Mwenye Mansab served as Kadhi in various places. He was first appointed as Kadhi in Dar es Salaam during the reign of Sultans Majid (c.1856-1870) and Barghash (c.1870-1888). He then became the Kadhi of Chwaka during the reign of Sultan Hamud (c.1896-1902) and then Kadhi of Zanzibar and Lamu during the reign of Sultan Ali bin Hamud (c.1902-1911).
Mwenye Mansab’s main teacher was Shaykh Muhammad bin Fadhil Al-Bakri. His other teachers were Sayyid Abdulrahman bin Sayyid Ahmad Abdulrahman Al-Husaini and Sayyid Ahmad bin Zayn Dahlani in Mecca (Dahlani was the Shaykhal-Islam — Chief Kadhi — of Mecca at the time). On his second visit to Mecca, Mwenye Mansab studied under Sayyid Abubakar Shatta. In 1306 AH /1889 AD, Mwenye Mansab visited Hadramawt and studied under Sayyid Aidarus bin Umar Al-Habshi and Sayyid Abdurahman bin Muhammad Al-Mash-hur.
Some of his students in Lamu included: Habib Saleh Alwi Jamal Al-Layl, Shaykh Abdalla Muhammad Bakathir, Shaykh Abdalla Muhammad Umar Al-Khatib Al-Maawi, Sayyid Ahmad Badawi Sayyid Saleh Alwi Jamal Al-Layl (Mwenye Badawi), Sayyid Muhammad Adnan Al-Ahdali and Sayyid Abdalla bin Ahmad Al-Ahdali (Mwenye Abdalla Kadhi).
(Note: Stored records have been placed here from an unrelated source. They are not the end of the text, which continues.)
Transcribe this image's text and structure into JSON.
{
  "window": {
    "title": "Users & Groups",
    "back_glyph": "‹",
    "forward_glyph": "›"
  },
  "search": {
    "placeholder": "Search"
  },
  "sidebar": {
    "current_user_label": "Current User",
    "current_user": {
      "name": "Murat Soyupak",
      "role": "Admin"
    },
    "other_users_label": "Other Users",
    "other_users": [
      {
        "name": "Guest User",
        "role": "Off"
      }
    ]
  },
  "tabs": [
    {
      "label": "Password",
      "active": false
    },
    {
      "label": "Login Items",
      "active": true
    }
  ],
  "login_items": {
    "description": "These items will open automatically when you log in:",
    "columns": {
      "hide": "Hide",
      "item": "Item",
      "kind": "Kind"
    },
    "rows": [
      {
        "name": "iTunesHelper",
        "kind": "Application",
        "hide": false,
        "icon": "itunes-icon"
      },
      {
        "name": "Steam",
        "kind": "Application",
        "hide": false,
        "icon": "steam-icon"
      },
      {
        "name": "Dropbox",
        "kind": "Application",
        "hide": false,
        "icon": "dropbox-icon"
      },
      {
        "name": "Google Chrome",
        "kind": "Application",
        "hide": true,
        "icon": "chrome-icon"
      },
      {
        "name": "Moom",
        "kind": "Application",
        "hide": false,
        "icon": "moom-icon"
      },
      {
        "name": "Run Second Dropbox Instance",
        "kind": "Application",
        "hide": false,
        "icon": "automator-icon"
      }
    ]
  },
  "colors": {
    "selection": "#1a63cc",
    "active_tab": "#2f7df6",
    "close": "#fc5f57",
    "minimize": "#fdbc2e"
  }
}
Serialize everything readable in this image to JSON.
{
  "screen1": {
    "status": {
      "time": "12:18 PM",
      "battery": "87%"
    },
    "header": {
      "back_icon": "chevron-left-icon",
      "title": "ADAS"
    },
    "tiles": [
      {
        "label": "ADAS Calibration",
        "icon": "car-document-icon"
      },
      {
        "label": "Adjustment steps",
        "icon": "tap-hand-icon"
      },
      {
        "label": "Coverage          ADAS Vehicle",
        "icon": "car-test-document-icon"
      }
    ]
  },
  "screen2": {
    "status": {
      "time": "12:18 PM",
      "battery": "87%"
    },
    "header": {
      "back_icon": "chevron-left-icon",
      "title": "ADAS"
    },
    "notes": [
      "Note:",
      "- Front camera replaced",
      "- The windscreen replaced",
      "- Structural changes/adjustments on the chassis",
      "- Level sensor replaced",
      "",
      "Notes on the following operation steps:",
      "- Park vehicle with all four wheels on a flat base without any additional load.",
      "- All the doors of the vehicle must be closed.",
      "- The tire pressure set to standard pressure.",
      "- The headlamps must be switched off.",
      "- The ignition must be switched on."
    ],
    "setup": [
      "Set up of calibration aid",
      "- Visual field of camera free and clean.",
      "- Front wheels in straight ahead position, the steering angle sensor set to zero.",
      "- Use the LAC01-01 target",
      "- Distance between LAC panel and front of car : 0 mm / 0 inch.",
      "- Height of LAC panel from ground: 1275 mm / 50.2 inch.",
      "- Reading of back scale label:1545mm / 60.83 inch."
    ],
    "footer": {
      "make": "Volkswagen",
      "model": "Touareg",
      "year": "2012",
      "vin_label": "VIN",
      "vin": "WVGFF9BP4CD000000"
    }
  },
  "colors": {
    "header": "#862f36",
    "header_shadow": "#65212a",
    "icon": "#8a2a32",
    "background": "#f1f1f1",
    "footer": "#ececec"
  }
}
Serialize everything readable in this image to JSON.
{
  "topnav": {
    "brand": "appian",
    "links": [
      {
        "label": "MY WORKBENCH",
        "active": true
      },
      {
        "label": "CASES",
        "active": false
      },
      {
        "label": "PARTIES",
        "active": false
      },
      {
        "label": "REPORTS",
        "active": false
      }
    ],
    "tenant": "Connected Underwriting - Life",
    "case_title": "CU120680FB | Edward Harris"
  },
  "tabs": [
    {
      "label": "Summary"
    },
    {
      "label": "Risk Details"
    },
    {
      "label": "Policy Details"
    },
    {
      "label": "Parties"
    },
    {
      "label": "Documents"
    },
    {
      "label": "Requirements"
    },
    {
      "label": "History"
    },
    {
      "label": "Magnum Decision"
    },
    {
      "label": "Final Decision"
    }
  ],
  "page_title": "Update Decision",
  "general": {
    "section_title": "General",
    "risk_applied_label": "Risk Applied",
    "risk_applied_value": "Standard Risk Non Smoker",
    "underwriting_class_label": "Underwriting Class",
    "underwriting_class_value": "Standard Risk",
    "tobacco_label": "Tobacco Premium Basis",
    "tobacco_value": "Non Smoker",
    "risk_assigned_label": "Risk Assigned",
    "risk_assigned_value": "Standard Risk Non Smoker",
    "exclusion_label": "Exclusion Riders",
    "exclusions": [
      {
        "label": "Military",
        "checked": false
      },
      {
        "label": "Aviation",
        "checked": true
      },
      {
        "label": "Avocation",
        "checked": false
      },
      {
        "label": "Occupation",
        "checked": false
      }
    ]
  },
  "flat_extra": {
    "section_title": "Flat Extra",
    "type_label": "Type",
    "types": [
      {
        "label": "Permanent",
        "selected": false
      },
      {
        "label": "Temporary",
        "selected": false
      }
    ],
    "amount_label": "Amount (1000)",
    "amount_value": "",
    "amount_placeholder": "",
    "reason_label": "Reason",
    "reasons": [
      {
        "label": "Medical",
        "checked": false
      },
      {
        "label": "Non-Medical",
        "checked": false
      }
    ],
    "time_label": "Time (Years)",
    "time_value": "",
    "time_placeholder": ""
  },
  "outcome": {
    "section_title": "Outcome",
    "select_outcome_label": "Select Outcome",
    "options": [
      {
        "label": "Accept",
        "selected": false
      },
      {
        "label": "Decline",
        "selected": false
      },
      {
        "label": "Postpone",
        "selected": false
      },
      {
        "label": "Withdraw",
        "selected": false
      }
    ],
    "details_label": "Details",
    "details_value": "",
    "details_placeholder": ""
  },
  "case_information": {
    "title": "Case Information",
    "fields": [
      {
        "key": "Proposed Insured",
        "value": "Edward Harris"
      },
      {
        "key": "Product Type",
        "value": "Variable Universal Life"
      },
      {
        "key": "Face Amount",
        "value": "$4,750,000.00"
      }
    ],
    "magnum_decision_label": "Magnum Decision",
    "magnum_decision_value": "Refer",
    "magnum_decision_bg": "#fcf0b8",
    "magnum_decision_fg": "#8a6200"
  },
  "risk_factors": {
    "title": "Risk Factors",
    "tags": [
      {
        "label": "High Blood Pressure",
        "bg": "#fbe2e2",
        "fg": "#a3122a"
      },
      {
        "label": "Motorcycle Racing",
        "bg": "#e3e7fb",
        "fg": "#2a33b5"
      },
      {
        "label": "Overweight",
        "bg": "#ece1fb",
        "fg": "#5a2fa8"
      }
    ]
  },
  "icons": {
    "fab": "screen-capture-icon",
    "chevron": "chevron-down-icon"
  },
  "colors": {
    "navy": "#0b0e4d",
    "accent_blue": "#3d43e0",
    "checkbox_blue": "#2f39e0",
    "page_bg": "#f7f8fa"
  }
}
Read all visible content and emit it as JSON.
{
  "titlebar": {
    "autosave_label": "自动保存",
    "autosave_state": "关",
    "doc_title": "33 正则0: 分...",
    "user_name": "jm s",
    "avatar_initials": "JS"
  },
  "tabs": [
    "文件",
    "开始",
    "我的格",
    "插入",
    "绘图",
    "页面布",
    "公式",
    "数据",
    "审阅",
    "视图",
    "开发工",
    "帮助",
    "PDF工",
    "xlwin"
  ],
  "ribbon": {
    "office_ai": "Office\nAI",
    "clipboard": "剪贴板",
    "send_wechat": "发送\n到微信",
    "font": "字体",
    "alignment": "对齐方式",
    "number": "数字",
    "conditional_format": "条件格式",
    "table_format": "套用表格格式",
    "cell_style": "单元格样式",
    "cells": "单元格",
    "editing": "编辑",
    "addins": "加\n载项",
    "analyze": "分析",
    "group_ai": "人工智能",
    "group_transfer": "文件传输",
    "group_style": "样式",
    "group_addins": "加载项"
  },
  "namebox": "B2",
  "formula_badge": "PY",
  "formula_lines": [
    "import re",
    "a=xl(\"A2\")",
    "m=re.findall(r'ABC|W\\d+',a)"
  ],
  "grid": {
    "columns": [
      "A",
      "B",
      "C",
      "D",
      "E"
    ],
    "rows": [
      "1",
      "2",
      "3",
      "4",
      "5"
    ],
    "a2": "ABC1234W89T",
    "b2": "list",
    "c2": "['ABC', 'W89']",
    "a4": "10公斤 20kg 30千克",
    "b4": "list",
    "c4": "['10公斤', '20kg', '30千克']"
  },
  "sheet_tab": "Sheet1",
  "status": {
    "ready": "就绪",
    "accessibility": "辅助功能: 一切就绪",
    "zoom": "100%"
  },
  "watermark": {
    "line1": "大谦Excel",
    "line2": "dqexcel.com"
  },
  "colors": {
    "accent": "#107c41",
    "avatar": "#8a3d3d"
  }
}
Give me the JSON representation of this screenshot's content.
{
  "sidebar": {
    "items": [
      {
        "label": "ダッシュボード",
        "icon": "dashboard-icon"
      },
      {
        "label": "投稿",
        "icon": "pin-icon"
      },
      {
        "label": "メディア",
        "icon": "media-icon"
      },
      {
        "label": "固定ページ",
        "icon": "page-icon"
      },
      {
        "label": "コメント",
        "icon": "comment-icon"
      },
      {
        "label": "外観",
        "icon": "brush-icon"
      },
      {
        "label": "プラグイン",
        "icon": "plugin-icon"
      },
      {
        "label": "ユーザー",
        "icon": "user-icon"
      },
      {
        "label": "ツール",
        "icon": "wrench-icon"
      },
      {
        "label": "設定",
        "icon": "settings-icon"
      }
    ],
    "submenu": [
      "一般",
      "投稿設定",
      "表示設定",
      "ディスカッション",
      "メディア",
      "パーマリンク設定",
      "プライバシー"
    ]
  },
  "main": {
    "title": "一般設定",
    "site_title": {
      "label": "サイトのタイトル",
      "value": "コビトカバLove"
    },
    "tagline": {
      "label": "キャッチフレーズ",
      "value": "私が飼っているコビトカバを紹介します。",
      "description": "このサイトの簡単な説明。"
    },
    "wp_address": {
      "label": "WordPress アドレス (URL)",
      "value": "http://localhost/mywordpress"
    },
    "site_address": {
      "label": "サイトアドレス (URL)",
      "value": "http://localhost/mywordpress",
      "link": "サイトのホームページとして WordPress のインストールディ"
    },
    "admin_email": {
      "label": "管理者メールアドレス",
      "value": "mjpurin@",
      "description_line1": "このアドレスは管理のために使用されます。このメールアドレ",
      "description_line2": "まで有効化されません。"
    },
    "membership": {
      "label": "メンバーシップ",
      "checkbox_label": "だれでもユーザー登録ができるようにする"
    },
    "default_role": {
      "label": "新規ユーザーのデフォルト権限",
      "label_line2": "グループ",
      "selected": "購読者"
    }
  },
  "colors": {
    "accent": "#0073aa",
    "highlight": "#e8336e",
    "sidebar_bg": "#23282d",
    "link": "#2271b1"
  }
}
Mwenye Mansab came from a scholarly family that traces its roots to Shaykh Abubakar bin Salim from Yemen. The descendants of Shaykh Abubakar bin Salim have contributed to various intellectual works along the East African coast. A few of these intellectual works are Qasida Hamziyyah by Al-Busiri which was translated into Swahili using the Arabic script by Sayyid Aydarus bin Athuman bin Shaykh Abubakar bin Salim and Al-Inkishafi (The Soul’s Awakening), which was written by Sayyid Abdallah bin Ali bin Nasir (1720-1820), Shaykh Abubakar bin Salim’s grandson. The poem mourns the fate of kings while contemplating the ruins of the Sultans’ palace in Pate.
Mwenye Mansab’s uncle wrote Al-Inkishafi. Mwenye Mansab himself wrote a number of works on Islamic theology and law in Swahili using the Arabic script. He also translated a number of treatises into the Swahili language using the Arabic script. The women of Lamu used to sing Mwenye Mansab’s poems while doing household chores.
It was reported that Mwenye Mansab had given his manuscripts to an Indian merchant by the name of Jaffer Dewji to publish in India. Unfortunately, all the manuscripts were lost at sea.
Abdalla Saleh Farsy (1972) A. S. Baaadhi ya Wanavyuoni wa Kishafi wa Mashirki ya Afrika.
Harith Swaleh (2004). Chaguo la Wanavyuoni, Mombasa: Bajaber Printing Press, (Ramadhan 1425)
Kineene wa Mutiso (1996). Archetypal Motifs in Swahili Islamic Poetry: Kasida ya Burudai, PhD Dissertation, Department of Linguistics and African Languages, University of Nairobi.
Lyndon Harries. (1962). Swahili Poetry, Oxford: Clarendon Press.
p.17صالح محمد علي بدوي (شيخ باحسن), الرياض بين ماضيه وحاضره, الطبعة الأولى ه1410 -1989م